Reading the Word
Then Jesus was led up by the Spirit into the wilderness to be tempted by the devil. And after He had fasted forty days and forty nights, He then became hungry. And the tempter came and said to Him, “If You are the Son of God, command these stones to become bread,” But He answered and said, “It is written, ‘Man shall not live on bread alone, but on every word that proceeds out of the mouth of God.’”
Reflecting on the Word
Wormwood to his demonic apprentice:
Sooner or later [God] withdraws, if not in fact, at least from their conscious experience, all those supports and incentives. He leaves the creature to stand on its own legs—to carry out from the will alone duties which have lost all relish. It is during such trough periods, much more than during the peak periods, that it is growing into the sort of creature He wants it to be. Hence the prayers offered in the state of dryness are those which please Him best. We can drag our patients along by continual tempting, because we design them only for the table, and the more their will is interfered with the better. He cannot “tempt” to virtue as we do to vice. He wants them to learn to walk and must therefore take away His hand; and if only the will to walk is really there He is pleased even with their stumbles.

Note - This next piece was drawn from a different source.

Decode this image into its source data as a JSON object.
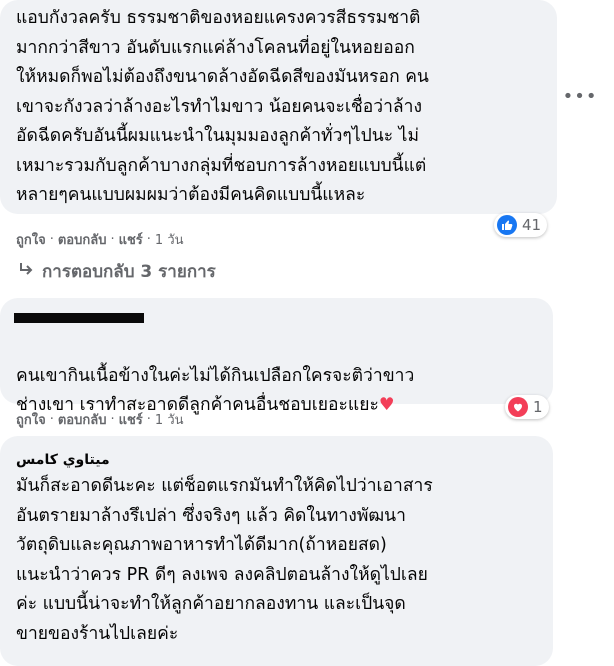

C. S. Lewis
The Screwtape Letters
Responding to the Word
O God, there are things about which I can’t talk to anyone except you. There are things in me about which no one knows except myself and you.
The things which I should not even want fascinate me. The thoughts which I should never allow into my mind, I cannot keep out.
So far I have resisted wrong things, but I know my own weakness, and I am afraid of myself.
O God, come to me with your cleansing power, and make me to overcome evil and to do the right.
I ask even more—fill me with such a love of you that I will not even want to sin anymore.
This I ask for Jesus’ sake. Amen.
A Guide to Daily Prayer